Crosby argues the photograph of the victim's body was unduly prejudicial and the trial court erred in allowing its admission. We disagree.
The State sought to admit several photographs of the victim's body at trial. A photograph marked Exhibit 8 was taken outside the apartment. Exhibit 8 predominantly showed the victim's feet lying outside the door and a small amount of blood. Crosby did not object to the admission of Exhibit 8. The State later sought to admit a photograph marked Exhibit 9. Exhibit 9 was taken from a different angle to show the entire length of the victim's body, and it also showed some blood. The State argued the position of the body was relevant to its theory that the victim was shot from behind and Exhibit 9 displayed the positioning of the body more accurately than the other photographs. Although Crosby argued Exhibit 9 was unduly prejudicial, the trial court determined the photograph had probative value and was not unduly prejudicial, especially in light of the fact that Exhibit 8 already displayed some blood.
The State admitted Exhibit 9 into evidence during a responding police officer's testimony regarding the location and position of the victim's body. Dr. Joel Sexton, a forensic pathologist, later testified that the victim died from the gunshot wound to the neck that severed the carotid artery and transected the spinal cord.
"The relevance, materiality and admissibility of photographs are matters within the sound discretion of the trial court and a ruling will be disturbed only upon a showing of an abuse of discretion." State v. Rosemond, 335 S.C. 593, 596, 518 S.E.2d 588, 589-90 (1999). If the photographs serve to corroborate testimony, it is not an abuse of discretion to admit them. State v. Nance, 320 S.C. 501, 466 S.E.2d 349 (1996); State v. Middleton, 288 S.C. 21, 339 S.E.2d 692 (1986). However, photographs calculated to "arouse the sympathy or prejudice of the jury should be excluded if they are irrelevant or not necessary to substantiate material facts or conditions." State v. Brazell, 325 S.C. 65, 78, 480 S.E.2d 64, 72 (1997) (citations omitted).

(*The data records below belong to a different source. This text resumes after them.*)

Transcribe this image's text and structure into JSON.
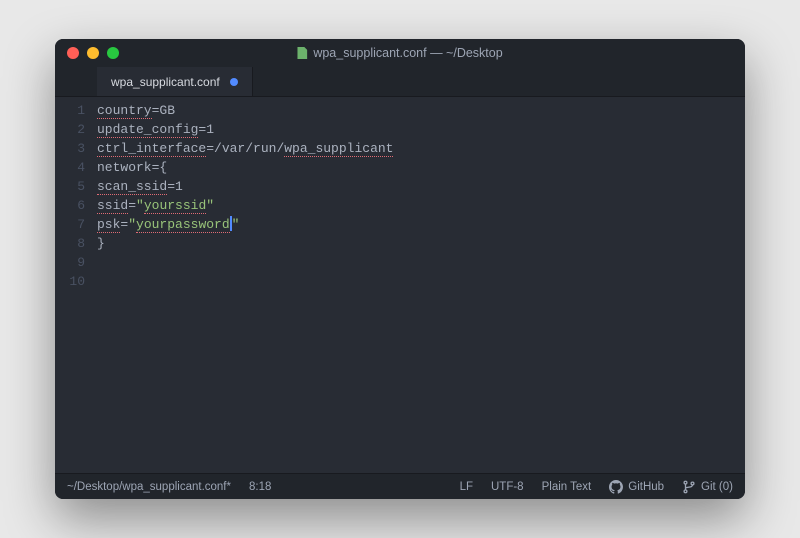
{
  "titlebar": {
    "title": "wpa_supplicant.conf — ~/Desktop"
  },
  "tab": {
    "name": "wpa_supplicant.conf"
  },
  "code": {
    "lines": [
      {
        "n": "1",
        "pre": "country",
        "eq": "=",
        "post": "GB",
        "spellPre": true,
        "spellPost": false
      },
      {
        "n": "2",
        "pre": "update_config",
        "eq": "=",
        "post": "1",
        "spellPre": true,
        "spellPost": false
      },
      {
        "n": "3",
        "pre": "ctrl_interface",
        "eq": "=",
        "post": "/var/run/wpa_supplicant",
        "spellPre": true,
        "spellPost": true,
        "postSpellPart": "wpa_supplicant",
        "postPlainPart": "/var/run/"
      },
      {
        "n": "4",
        "plain": ""
      },
      {
        "n": "5",
        "plain": "network={"
      },
      {
        "n": "6",
        "pre": "scan_ssid",
        "eq": "=",
        "post": "1",
        "spellPre": true,
        "spellPost": false
      },
      {
        "n": "7",
        "pre": "ssid",
        "eq": "=",
        "str": "\"yourssid\"",
        "spellPre": true,
        "spellStr": true,
        "strSpellPart": "yourssid"
      },
      {
        "n": "8",
        "pre": "psk",
        "eq": "=",
        "strOpen": "\"",
        "strBody": "yourpassword",
        "strClose": "\"",
        "spellPre": true,
        "spellStr": true,
        "cursor": true
      },
      {
        "n": "9",
        "plain": "}"
      },
      {
        "n": "10",
        "plain": ""
      }
    ]
  },
  "statusbar": {
    "path": "~/Desktop/wpa_supplicant.conf*",
    "cursor": "8:18",
    "line_ending": "LF",
    "encoding": "UTF-8",
    "grammar": "Plain Text",
    "github": "GitHub",
    "git": "Git (0)"
  }
}
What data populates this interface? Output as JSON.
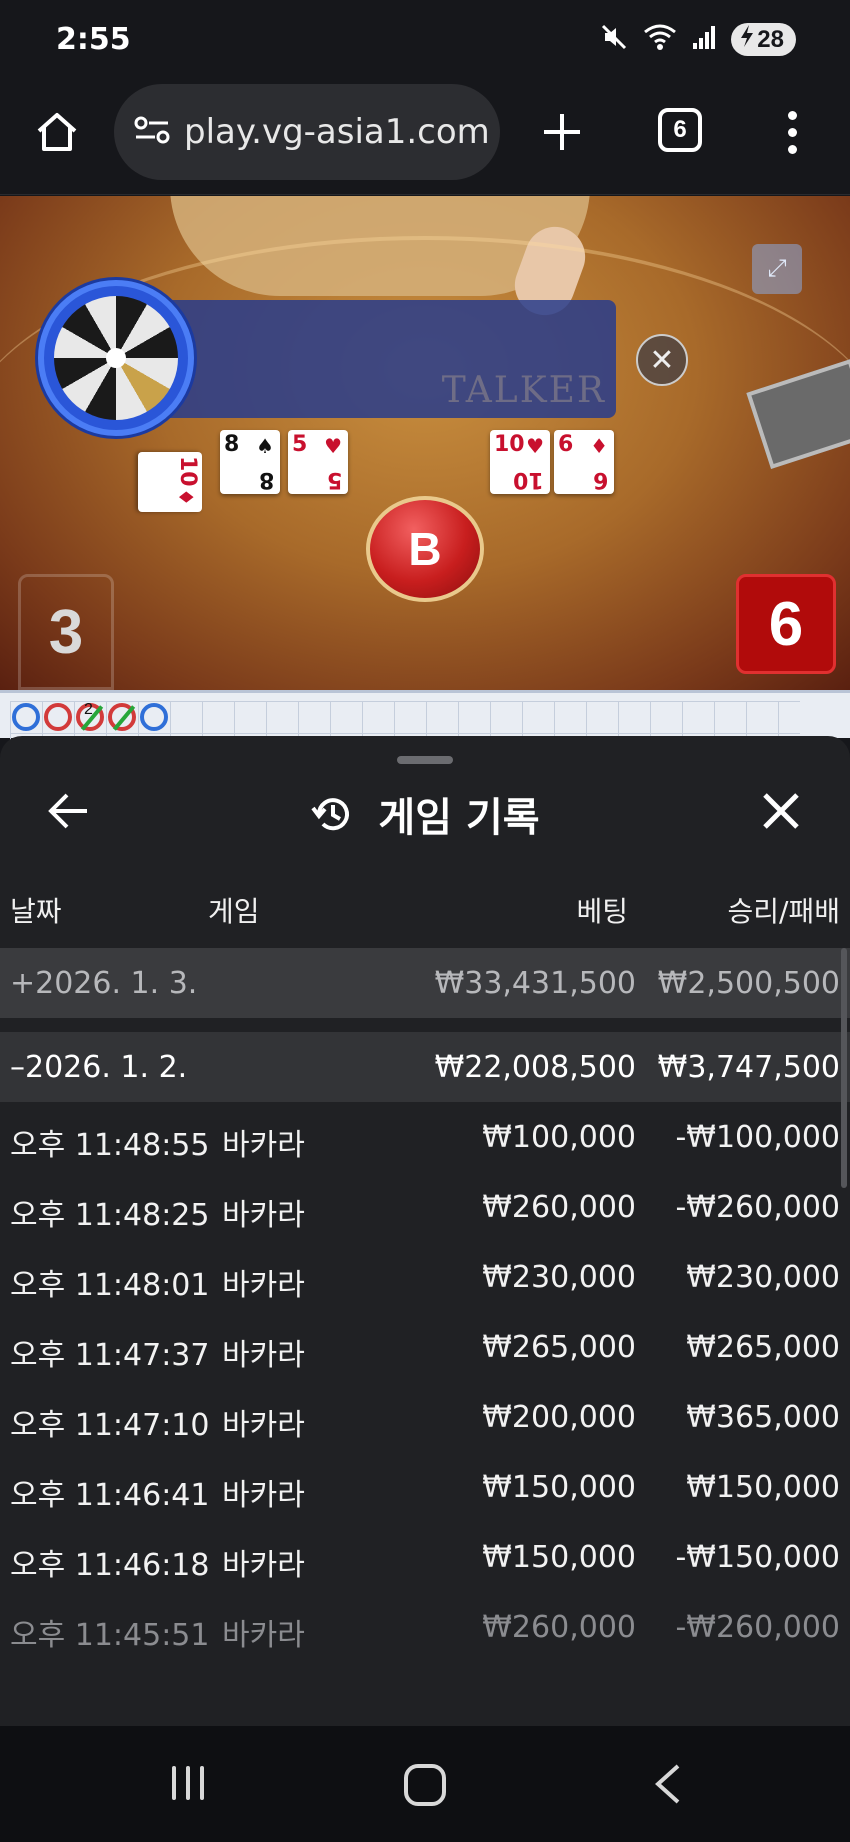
{
  "status_bar": {
    "time": "2:55",
    "battery": "28"
  },
  "browser": {
    "url": "play.vg-asia1.com",
    "tab_count": "6"
  },
  "game_view": {
    "banner_text": "TALKER",
    "player_cards": [
      {
        "rank": "10",
        "suit": "♦",
        "color": "red"
      },
      {
        "rank": "8",
        "suit": "♠",
        "color": "black"
      },
      {
        "rank": "5",
        "suit": "♥",
        "color": "red"
      }
    ],
    "banker_cards": [
      {
        "rank": "10",
        "suit": "♥",
        "color": "red"
      },
      {
        "rank": "6",
        "suit": "♦",
        "color": "red"
      }
    ],
    "result_chip": "B",
    "player_score": "3",
    "banker_score": "6",
    "roadmap_badge": "2"
  },
  "sheet": {
    "title": "게임 기록",
    "columns": {
      "date": "날짜",
      "game": "게임",
      "bet": "베팅",
      "win_loss": "승리/패배"
    },
    "groups": [
      {
        "date": "+2026. 1. 3.",
        "bet": "₩33,431,500",
        "win_loss": "₩2,500,500",
        "expanded": false
      },
      {
        "date": "–2026. 1. 2.",
        "bet": "₩22,008,500",
        "win_loss": "₩3,747,500",
        "expanded": true
      }
    ],
    "records": [
      {
        "time": "오후 11:48:55",
        "game": "바카라",
        "bet": "₩100,000",
        "win_loss": "-₩100,000"
      },
      {
        "time": "오후 11:48:25",
        "game": "바카라",
        "bet": "₩260,000",
        "win_loss": "-₩260,000"
      },
      {
        "time": "오후 11:48:01",
        "game": "바카라",
        "bet": "₩230,000",
        "win_loss": "₩230,000"
      },
      {
        "time": "오후 11:47:37",
        "game": "바카라",
        "bet": "₩265,000",
        "win_loss": "₩265,000"
      },
      {
        "time": "오후 11:47:10",
        "game": "바카라",
        "bet": "₩200,000",
        "win_loss": "₩365,000"
      },
      {
        "time": "오후 11:46:41",
        "game": "바카라",
        "bet": "₩150,000",
        "win_loss": "₩150,000"
      },
      {
        "time": "오후 11:46:18",
        "game": "바카라",
        "bet": "₩150,000",
        "win_loss": "-₩150,000"
      },
      {
        "time": "오후 11:45:51",
        "game": "바카라",
        "bet": "₩260,000",
        "win_loss": "-₩260,000"
      }
    ]
  }
}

In the instant case, Exhibit 9 corroborated the testimony of the responding officer regarding the position of the victim's body. The photograph also corroborated the testimony of Dr. Sexton regarding the injuries suffered by the victim. Although the photograph showed some blood, we do not believe the photograph was offensive or calculated to arouse sympathy or prejudice. Further, Crosby did not object to the admission of Exhibit 8, which also showed the victim's body and blood. Because Exhibit 9 was relevant to corroborate the testimony of witnesses and did not appeal to the jury's passions or prejudice, we find the trial court did not abuse its discretion in admitting Exhibit 9 into evidence.
Based on the foregoing, the trial court's rulings are
CONNOR and HOWARD, JJ., concur.